How is Alzheimer's diagnosed?

There is no differential diagnostic test that can provide clear information about the diagnosis of Alzheimer's disease. Therefore, many medical diagnostic tests are evaluated together in diagnosing the disease. Patients who apply to health institutions with symptoms related to the disease are directed to neurology clinics. First of all, a detailed history of the patient is taken by neurologists. At this stage, it may be necessary to ask some questions to the patient, as well as his family or close circle. After taking the medical history, various scans are performed on patients measuring neurological functions, balance, sensation, behavior, memory and reflexes. Applications such as blood tests, ultrasonography , computerized tomography (CT) , magnetic resonance imaging (MRI) and personality screening tests to investigate depression can also be applied to support the diagnosis and rule out the possibility of similar diseases . Since Alzheimer's disease can show similar symptoms to some genetic diseases, gene screening may also be necessary to investigate these diseases. In addition, although gene screening can be applied to investigate the gene called APOE-e4, which is claimed to play a role in the development of Alzheimer's disease, this method is not a validated screening method. If findings that raise suspicion for Alzheimer's disease are obtained as a result of all these diagnostic tests, a definitive diagnosis of the disease can be made by the physician after tests to evaluate cognitive functions, also known as Alzheimer's test, are performed.

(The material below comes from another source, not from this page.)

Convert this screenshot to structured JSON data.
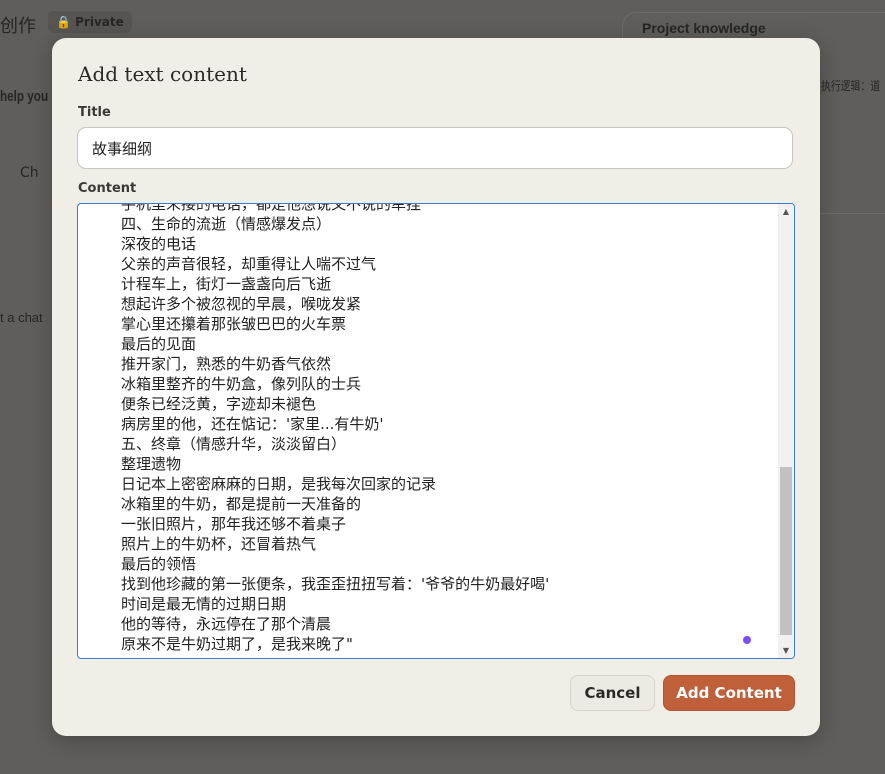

How is Alzheimer's treated?

People who experience the above symptoms indicating Alzheimer's disease should consult a healthcare provider without delay. In patients diagnosed with Alzheimer's disease as a result of evaluations made by the physician, the treatment process is planned individually, taking into account the patient's age, the advanced level of the disease and other accompanying diseases. There is no known definitive treatment for Alzheimer's disease. However, with some practices, it is possible to reduce or eliminate the symptoms of the disease in the patient and slow down the progression of the disease. Necessary arrangements should be made in the home environment of Alzheimer's patients, and measures should be taken to prevent forgetfulness and facilitate remembering, especially for patients who have to live alone. These can be notes or eye-catching signs to be hung in certain parts of the house. Psychiatric therapies, such as cognitive stimulation therapies, which can be applied individually or collectively, can contribute to strengthening memory, problem solving and preserving language skills. The physician may recommend the use of certain medications in order to reduce the symptoms of the disease and increase the quality of life. Cholinesterase inhibitors such as Donepezil, Rivastigmine, Takmin and drugs such as Memantine are the most commonly used drug types for this purpose. These drugs are not a direct treatment tool for the disease, but can be considered as a part of symptomatic treatment.

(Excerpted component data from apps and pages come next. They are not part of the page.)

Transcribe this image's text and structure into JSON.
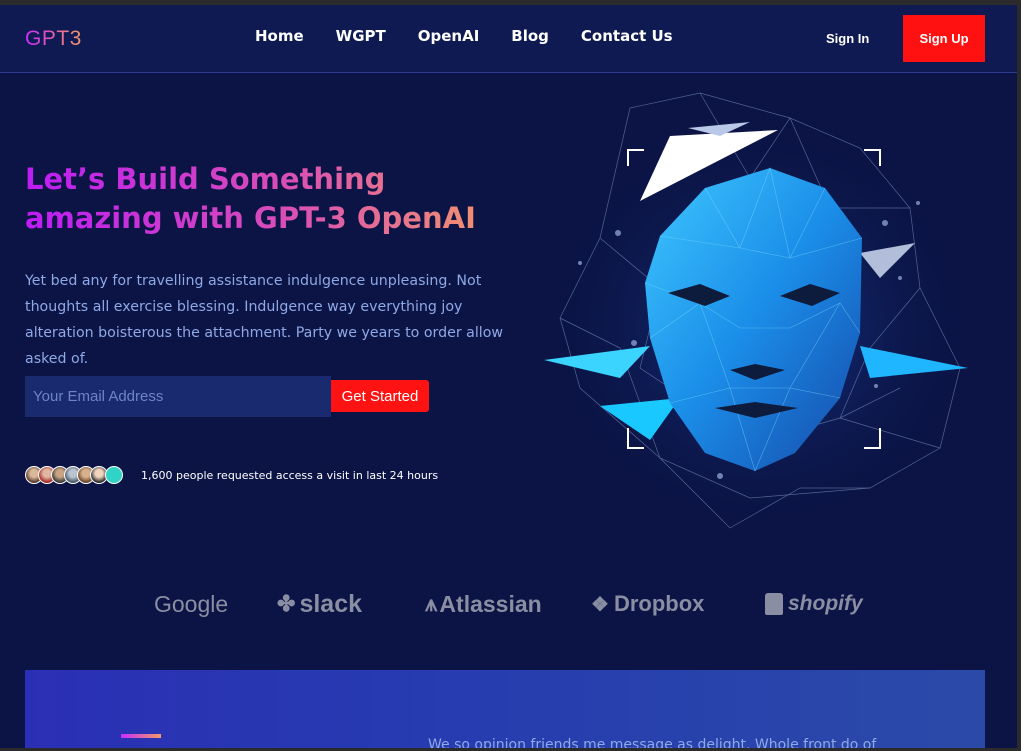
{
  "nav": {
    "logo": "GPT3",
    "links": [
      "Home",
      "WGPT",
      "OpenAI",
      "Blog",
      "Contact Us"
    ],
    "sign_in": "Sign In",
    "sign_up": "Sign Up"
  },
  "hero": {
    "title": "Let’s Build Something amazing with GPT-3 OpenAI",
    "description": "Yet bed any for travelling assistance indulgence unpleasing. Not thoughts all exercise blessing. Indulgence way everything joy alteration boisterous the attachment. Party we years to order allow asked of.",
    "email_placeholder": "Your Email Address",
    "cta_button": "Get Started",
    "access_text": "1,600 people requested access a visit in last 24 hours",
    "image_alt": "ai-face-illustration"
  },
  "brands": [
    "Google",
    "slack",
    "Atlassian",
    "Dropbox",
    "shopify"
  ],
  "possibility": {
    "text": "We so opinion friends me message as delight. Whole front do of"
  },
  "colors": {
    "background": "#0b1445",
    "accent_red": "#ff1111",
    "gradient_start": "#c82bff",
    "gradient_end": "#f49867",
    "body_text": "#8fa8e6"
  }
}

Since the exact cause of the disease is unknown in individuals who have a family history of Alzheimer's but have not yet received a diagnosis of the disease, measures can only be taken to eliminate risk factors. These are precautions such as avoiding smoking, adopting an active lifestyle and eating healthy. In addition, these individuals should be made aware of Alzheimer's disease and the symptoms that indicate the disease. If you observe symptoms of Alzheimer's such as memory problems in yourself or a relative, you should immediately contact a healthcare institution and have the examination and necessary diagnostic tests performed to investigate the disease. If the disease is diagnosed, you can significantly slow down the progression of the disease by starting the treatment process as soon as possible.





Write & Read to Earn with BULB

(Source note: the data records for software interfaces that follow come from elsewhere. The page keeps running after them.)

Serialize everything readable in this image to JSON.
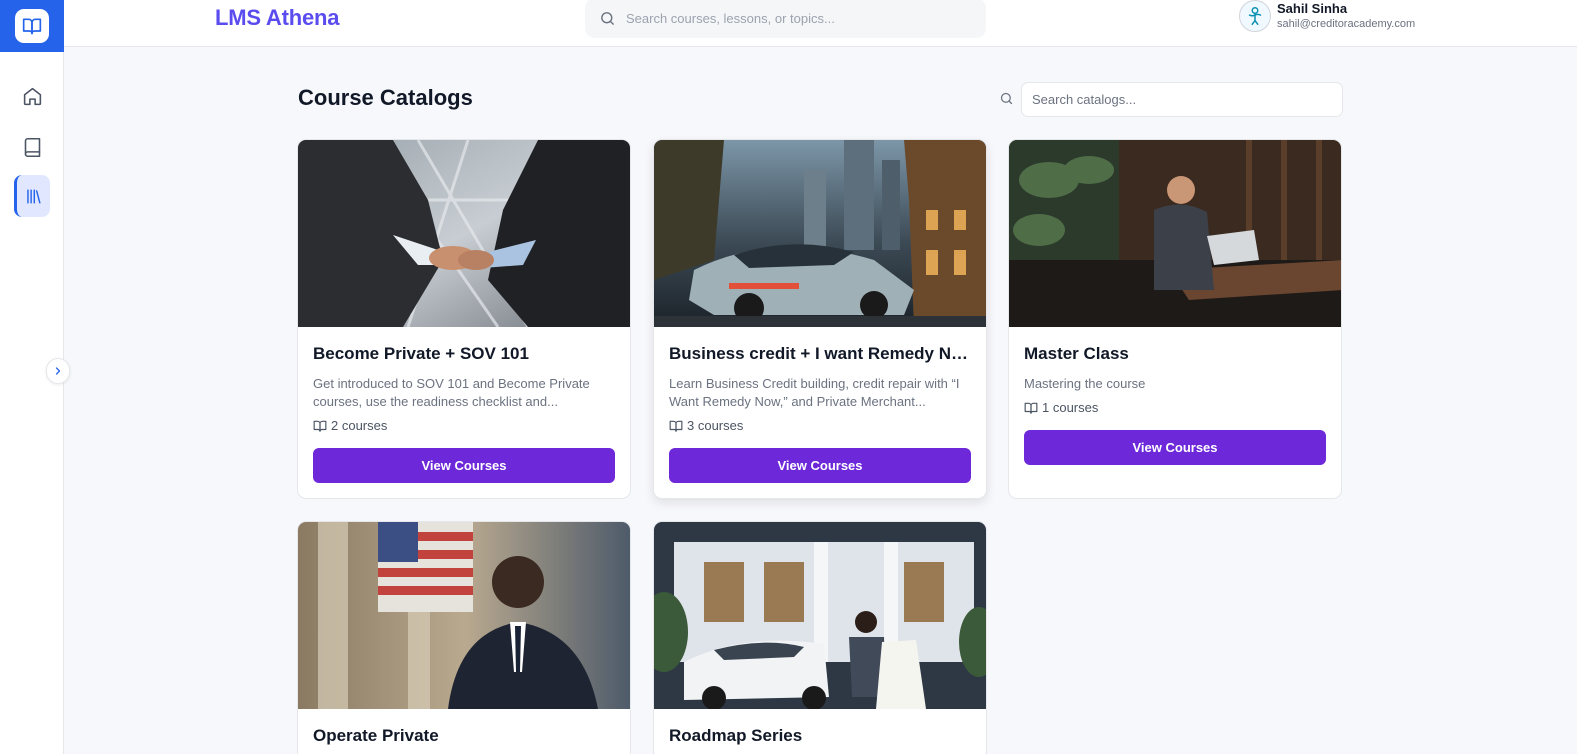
{
  "app": {
    "brand": "LMS Athena"
  },
  "header": {
    "search_placeholder": "Search courses, lessons, or topics...",
    "user": {
      "name": "Sahil Sinha",
      "email": "sahil@creditoracademy.com"
    }
  },
  "sidebar": {
    "items": [
      {
        "icon": "home-icon"
      },
      {
        "icon": "book-icon"
      },
      {
        "icon": "library-icon",
        "active": true
      }
    ],
    "accent": "#2563eb"
  },
  "page": {
    "title": "Course Catalogs",
    "search_placeholder": "Search catalogs..."
  },
  "catalogs": [
    {
      "title": "Become Private + SOV 101",
      "description": "Get introduced to SOV 101 and Become Private courses, use the readiness checklist and...",
      "count": "2 courses",
      "button": "View Courses",
      "image": "handshake-photo"
    },
    {
      "title": "Business credit + I want Remedy No...",
      "description": "Learn Business Credit building, credit repair with “I Want Remedy Now,” and Private Merchant...",
      "count": "3 courses",
      "button": "View Courses",
      "image": "sports-car-city-photo"
    },
    {
      "title": "Master Class",
      "description": "Mastering the course",
      "count": "1 courses",
      "button": "View Courses",
      "image": "man-laptop-lounge-photo"
    },
    {
      "title": "Operate Private",
      "image": "man-suit-flag-photo"
    },
    {
      "title": "Roadmap Series",
      "image": "couple-car-mansion-photo"
    }
  ],
  "colors": {
    "brand": "#5b4cf0",
    "button": "#6d28d9",
    "nav_active": "#2563eb"
  }
}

Learn More

Enjoy this blog? Subscribe to MUHAMMED NECİM


No comments yet.
Most relevant comments are displayed, so some may have been filtered out.